266 views

Why does my sentence seem to require an adjective?

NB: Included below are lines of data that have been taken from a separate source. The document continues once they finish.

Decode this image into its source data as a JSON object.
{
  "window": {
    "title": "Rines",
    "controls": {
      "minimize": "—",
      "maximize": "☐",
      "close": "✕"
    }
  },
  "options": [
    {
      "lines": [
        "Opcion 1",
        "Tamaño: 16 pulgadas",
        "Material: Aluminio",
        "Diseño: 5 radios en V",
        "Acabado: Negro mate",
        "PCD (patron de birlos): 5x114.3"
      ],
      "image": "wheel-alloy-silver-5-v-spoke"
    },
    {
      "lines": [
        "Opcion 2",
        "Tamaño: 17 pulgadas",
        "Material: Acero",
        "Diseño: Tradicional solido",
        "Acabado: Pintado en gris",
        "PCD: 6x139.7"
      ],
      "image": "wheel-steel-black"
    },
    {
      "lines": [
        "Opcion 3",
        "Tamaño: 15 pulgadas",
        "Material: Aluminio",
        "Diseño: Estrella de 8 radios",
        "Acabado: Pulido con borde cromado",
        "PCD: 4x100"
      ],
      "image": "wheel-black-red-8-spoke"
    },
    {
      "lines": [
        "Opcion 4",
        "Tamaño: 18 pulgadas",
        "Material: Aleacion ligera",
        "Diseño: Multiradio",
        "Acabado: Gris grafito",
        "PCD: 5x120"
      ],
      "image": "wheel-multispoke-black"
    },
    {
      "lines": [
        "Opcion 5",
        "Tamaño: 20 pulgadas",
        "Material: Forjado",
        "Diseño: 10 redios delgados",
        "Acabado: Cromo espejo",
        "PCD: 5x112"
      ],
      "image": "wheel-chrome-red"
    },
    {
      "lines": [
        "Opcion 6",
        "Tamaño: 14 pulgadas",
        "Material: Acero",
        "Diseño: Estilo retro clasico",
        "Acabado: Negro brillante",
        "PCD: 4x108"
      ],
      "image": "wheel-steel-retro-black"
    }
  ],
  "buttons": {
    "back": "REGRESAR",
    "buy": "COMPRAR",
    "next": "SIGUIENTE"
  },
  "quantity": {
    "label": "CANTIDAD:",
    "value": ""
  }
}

In the midst of a paragraph, one of my students write, 'They taught us a way of cleaning.' I felt it sounded exponentially better to say, 'They taught us a new method of cleaning,' or 'new way'. Why ...